» **TASK TO CARRY OUT**
Please print all of the records shown below, exactly as given.

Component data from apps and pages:
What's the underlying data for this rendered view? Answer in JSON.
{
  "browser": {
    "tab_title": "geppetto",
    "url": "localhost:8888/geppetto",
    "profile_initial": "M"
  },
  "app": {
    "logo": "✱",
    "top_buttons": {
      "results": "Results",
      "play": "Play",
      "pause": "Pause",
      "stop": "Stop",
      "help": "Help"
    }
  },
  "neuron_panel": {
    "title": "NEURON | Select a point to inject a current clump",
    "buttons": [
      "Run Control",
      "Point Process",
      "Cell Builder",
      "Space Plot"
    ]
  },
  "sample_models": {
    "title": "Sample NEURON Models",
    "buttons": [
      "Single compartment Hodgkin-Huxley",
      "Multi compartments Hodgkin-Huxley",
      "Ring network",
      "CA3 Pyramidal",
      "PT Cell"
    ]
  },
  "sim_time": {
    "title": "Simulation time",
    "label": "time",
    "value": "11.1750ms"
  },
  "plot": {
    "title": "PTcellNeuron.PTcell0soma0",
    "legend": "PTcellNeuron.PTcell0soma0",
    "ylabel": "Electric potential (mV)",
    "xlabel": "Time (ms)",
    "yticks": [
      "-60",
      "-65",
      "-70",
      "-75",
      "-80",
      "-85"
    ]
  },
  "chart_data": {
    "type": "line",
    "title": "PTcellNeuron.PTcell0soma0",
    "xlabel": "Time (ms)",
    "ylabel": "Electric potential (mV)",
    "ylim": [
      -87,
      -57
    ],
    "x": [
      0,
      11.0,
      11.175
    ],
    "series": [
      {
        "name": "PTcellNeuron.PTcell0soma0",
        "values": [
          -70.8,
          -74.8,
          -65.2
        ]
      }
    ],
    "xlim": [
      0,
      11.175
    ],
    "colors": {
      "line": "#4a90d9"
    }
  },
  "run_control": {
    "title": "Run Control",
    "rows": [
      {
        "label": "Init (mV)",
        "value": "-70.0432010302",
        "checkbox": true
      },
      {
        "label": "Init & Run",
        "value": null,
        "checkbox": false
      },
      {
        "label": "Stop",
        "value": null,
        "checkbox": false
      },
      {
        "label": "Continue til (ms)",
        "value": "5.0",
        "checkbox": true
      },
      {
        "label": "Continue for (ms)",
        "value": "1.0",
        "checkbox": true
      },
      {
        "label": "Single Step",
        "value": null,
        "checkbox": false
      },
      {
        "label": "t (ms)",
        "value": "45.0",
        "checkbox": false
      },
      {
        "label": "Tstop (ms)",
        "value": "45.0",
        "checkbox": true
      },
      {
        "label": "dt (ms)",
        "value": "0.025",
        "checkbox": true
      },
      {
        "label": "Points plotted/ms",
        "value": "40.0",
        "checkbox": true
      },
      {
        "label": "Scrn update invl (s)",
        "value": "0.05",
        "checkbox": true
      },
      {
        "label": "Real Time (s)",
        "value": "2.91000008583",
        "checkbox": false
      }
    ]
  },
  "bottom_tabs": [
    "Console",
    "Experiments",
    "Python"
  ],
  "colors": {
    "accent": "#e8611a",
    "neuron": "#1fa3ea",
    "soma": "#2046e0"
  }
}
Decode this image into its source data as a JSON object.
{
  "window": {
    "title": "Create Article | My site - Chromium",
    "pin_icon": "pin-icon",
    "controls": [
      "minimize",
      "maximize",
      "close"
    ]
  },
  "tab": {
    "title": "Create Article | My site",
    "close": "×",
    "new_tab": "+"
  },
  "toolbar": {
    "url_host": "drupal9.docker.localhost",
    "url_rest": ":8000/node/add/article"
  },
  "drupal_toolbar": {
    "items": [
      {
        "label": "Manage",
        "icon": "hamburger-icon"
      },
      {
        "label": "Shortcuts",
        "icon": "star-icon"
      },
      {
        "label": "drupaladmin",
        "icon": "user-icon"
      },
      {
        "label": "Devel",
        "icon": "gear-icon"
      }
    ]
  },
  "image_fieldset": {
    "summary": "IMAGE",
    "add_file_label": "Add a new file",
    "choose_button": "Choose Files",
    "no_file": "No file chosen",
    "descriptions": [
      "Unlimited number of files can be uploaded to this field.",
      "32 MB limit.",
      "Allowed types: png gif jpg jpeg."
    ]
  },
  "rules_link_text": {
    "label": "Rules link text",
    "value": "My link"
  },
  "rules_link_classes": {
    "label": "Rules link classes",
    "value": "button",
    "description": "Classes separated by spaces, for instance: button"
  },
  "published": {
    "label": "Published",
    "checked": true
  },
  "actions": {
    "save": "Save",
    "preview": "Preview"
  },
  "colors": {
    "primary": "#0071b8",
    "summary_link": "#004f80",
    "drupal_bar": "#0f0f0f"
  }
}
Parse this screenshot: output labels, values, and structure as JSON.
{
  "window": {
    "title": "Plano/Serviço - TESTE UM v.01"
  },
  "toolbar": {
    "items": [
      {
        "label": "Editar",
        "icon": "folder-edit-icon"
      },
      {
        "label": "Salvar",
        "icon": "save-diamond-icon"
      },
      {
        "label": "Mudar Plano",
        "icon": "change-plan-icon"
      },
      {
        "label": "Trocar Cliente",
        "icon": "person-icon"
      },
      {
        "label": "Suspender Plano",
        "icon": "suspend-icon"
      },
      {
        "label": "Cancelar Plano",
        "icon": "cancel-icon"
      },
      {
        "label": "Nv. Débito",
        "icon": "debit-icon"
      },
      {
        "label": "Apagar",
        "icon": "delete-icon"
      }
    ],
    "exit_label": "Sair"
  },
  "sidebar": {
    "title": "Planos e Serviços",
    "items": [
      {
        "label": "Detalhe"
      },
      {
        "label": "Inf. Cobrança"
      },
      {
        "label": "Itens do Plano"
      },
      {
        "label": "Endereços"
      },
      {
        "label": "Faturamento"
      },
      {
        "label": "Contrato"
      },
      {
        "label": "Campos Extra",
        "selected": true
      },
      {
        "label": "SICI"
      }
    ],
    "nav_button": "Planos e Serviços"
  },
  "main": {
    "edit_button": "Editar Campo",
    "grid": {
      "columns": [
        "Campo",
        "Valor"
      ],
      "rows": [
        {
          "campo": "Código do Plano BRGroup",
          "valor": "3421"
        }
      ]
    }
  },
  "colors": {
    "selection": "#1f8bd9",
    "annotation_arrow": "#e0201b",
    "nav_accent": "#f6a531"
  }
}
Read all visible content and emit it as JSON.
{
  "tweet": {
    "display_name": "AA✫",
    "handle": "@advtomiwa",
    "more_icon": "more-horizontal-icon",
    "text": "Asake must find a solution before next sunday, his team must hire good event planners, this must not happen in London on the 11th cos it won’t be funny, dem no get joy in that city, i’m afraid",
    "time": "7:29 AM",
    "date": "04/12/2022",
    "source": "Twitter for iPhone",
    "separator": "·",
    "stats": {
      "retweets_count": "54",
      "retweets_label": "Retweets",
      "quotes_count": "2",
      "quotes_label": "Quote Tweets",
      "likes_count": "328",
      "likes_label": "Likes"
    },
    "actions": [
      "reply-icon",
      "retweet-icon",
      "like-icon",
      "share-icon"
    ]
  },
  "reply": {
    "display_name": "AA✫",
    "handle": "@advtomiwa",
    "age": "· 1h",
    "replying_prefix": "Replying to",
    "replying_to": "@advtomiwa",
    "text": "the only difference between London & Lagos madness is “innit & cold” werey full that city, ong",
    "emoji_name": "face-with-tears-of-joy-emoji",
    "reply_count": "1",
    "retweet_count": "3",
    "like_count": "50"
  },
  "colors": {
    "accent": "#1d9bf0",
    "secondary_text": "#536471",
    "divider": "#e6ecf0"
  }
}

» **TASK RESPONSE**
What's the underlying data for this rendered view? Answer in JSON.
{
  "browser": {
    "tab_title": "geppetto",
    "url": "localhost:8888/geppetto",
    "profile_initial": "M"
  },
  "app": {
    "logo": "✱",
    "top_buttons": {
      "results": "Results",
      "play": "Play",
      "pause": "Pause",
      "stop": "Stop",
      "help": "Help"
    }
  },
  "neuron_panel": {
    "title": "NEURON | Select a point to inject a current clump",
    "buttons": [
      "Run Control",
      "Point Process",
      "Cell Builder",
      "Space Plot"
    ]
  },
  "sample_models": {
    "title": "Sample NEURON Models",
    "buttons": [
      "Single compartment Hodgkin-Huxley",
      "Multi compartments Hodgkin-Huxley",
      "Ring network",
      "CA3 Pyramidal",
      "PT Cell"
    ]
  },
  "sim_time": {
    "title": "Simulation time",
    "label": "time",
    "value": "11.1750ms"
  },
  "plot": {
    "title": "PTcellNeuron.PTcell0soma0",
    "legend": "PTcellNeuron.PTcell0soma0",
    "ylabel": "Electric potential (mV)",
    "xlabel": "Time (ms)",
    "yticks": [
      "-60",
      "-65",
      "-70",
      "-75",
      "-80",
      "-85"
    ]
  },
  "chart_data": {
    "type": "line",
    "title": "PTcellNeuron.PTcell0soma0",
    "xlabel": "Time (ms)",
    "ylabel": "Electric potential (mV)",
    "ylim": [
      -87,
      -57
    ],
    "x": [
      0,
      11.0,
      11.175
    ],
    "series": [
      {
        "name": "PTcellNeuron.PTcell0soma0",
        "values": [
          -70.8,
          -74.8,
          -65.2
        ]
      }
    ],
    "xlim": [
      0,
      11.175
    ],
    "colors": {
      "line": "#4a90d9"
    }
  },
  "run_control": {
    "title": "Run Control",
    "rows": [
      {
        "label": "Init (mV)",
        "value": "-70.0432010302",
        "checkbox": true
      },
      {
        "label": "Init & Run",
        "value": null,
        "checkbox": false
      },
      {
        "label": "Stop",
        "value": null,
        "checkbox": false
      },
      {
        "label": "Continue til (ms)",
        "value": "5.0",
        "checkbox": true
      },
      {
        "label": "Continue for (ms)",
        "value": "1.0",
        "checkbox": true
      },
      {
        "label": "Single Step",
        "value": null,
        "checkbox": false
      },
      {
        "label": "t (ms)",
        "value": "45.0",
        "checkbox": false
      },
      {
        "label": "Tstop (ms)",
        "value": "45.0",
        "checkbox": true
      },
      {
        "label": "dt (ms)",
        "value": "0.025",
        "checkbox": true
      },
      {
        "label": "Points plotted/ms",
        "value": "40.0",
        "checkbox": true
      },
      {
        "label": "Scrn update invl (s)",
        "value": "0.05",
        "checkbox": true
      },
      {
        "label": "Real Time (s)",
        "value": "2.91000008583",
        "checkbox": false
      }
    ]
  },
  "bottom_tabs": [
    "Console",
    "Experiments",
    "Python"
  ],
  "colors": {
    "accent": "#e8611a",
    "neuron": "#1fa3ea",
    "soma": "#2046e0"
  }
}
Decode this image into its source data as a JSON object.
{
  "window": {
    "title": "Create Article | My site - Chromium",
    "pin_icon": "pin-icon",
    "controls": [
      "minimize",
      "maximize",
      "close"
    ]
  },
  "tab": {
    "title": "Create Article | My site",
    "close": "×",
    "new_tab": "+"
  },
  "toolbar": {
    "url_host": "drupal9.docker.localhost",
    "url_rest": ":8000/node/add/article"
  },
  "drupal_toolbar": {
    "items": [
      {
        "label": "Manage",
        "icon": "hamburger-icon"
      },
      {
        "label": "Shortcuts",
        "icon": "star-icon"
      },
      {
        "label": "drupaladmin",
        "icon": "user-icon"
      },
      {
        "label": "Devel",
        "icon": "gear-icon"
      }
    ]
  },
  "image_fieldset": {
    "summary": "IMAGE",
    "add_file_label": "Add a new file",
    "choose_button": "Choose Files",
    "no_file": "No file chosen",
    "descriptions": [
      "Unlimited number of files can be uploaded to this field.",
      "32 MB limit.",
      "Allowed types: png gif jpg jpeg."
    ]
  },
  "rules_link_text": {
    "label": "Rules link text",
    "value": "My link"
  },
  "rules_link_classes": {
    "label": "Rules link classes",
    "value": "button",
    "description": "Classes separated by spaces, for instance: button"
  },
  "published": {
    "label": "Published",
    "checked": true
  },
  "actions": {
    "save": "Save",
    "preview": "Preview"
  },
  "colors": {
    "primary": "#0071b8",
    "summary_link": "#004f80",
    "drupal_bar": "#0f0f0f"
  }
}
Parse this screenshot: output labels, values, and structure as JSON.
{
  "window": {
    "title": "Plano/Serviço - TESTE UM v.01"
  },
  "toolbar": {
    "items": [
      {
        "label": "Editar",
        "icon": "folder-edit-icon"
      },
      {
        "label": "Salvar",
        "icon": "save-diamond-icon"
      },
      {
        "label": "Mudar Plano",
        "icon": "change-plan-icon"
      },
      {
        "label": "Trocar Cliente",
        "icon": "person-icon"
      },
      {
        "label": "Suspender Plano",
        "icon": "suspend-icon"
      },
      {
        "label": "Cancelar Plano",
        "icon": "cancel-icon"
      },
      {
        "label": "Nv. Débito",
        "icon": "debit-icon"
      },
      {
        "label": "Apagar",
        "icon": "delete-icon"
      }
    ],
    "exit_label": "Sair"
  },
  "sidebar": {
    "title": "Planos e Serviços",
    "items": [
      {
        "label": "Detalhe"
      },
      {
        "label": "Inf. Cobrança"
      },
      {
        "label": "Itens do Plano"
      },
      {
        "label": "Endereços"
      },
      {
        "label": "Faturamento"
      },
      {
        "label": "Contrato"
      },
      {
        "label": "Campos Extra",
        "selected": true
      },
      {
        "label": "SICI"
      }
    ],
    "nav_button": "Planos e Serviços"
  },
  "main": {
    "edit_button": "Editar Campo",
    "grid": {
      "columns": [
        "Campo",
        "Valor"
      ],
      "rows": [
        {
          "campo": "Código do Plano BRGroup",
          "valor": "3421"
        }
      ]
    }
  },
  "colors": {
    "selection": "#1f8bd9",
    "annotation_arrow": "#e0201b",
    "nav_accent": "#f6a531"
  }
}
Read all visible content and emit it as JSON.
{
  "tweet": {
    "display_name": "AA✫",
    "handle": "@advtomiwa",
    "more_icon": "more-horizontal-icon",
    "text": "Asake must find a solution before next sunday, his team must hire good event planners, this must not happen in London on the 11th cos it won’t be funny, dem no get joy in that city, i’m afraid",
    "time": "7:29 AM",
    "date": "04/12/2022",
    "source": "Twitter for iPhone",
    "separator": "·",
    "stats": {
      "retweets_count": "54",
      "retweets_label": "Retweets",
      "quotes_count": "2",
      "quotes_label": "Quote Tweets",
      "likes_count": "328",
      "likes_label": "Likes"
    },
    "actions": [
      "reply-icon",
      "retweet-icon",
      "like-icon",
      "share-icon"
    ]
  },
  "reply": {
    "display_name": "AA✫",
    "handle": "@advtomiwa",
    "age": "· 1h",
    "replying_prefix": "Replying to",
    "replying_to": "@advtomiwa",
    "text": "the only difference between London & Lagos madness is “innit & cold” werey full that city, ong",
    "emoji_name": "face-with-tears-of-joy-emoji",
    "reply_count": "1",
    "retweet_count": "3",
    "like_count": "50"
  },
  "colors": {
    "accent": "#1d9bf0",
    "secondary_text": "#536471",
    "divider": "#e6ecf0"
  }
}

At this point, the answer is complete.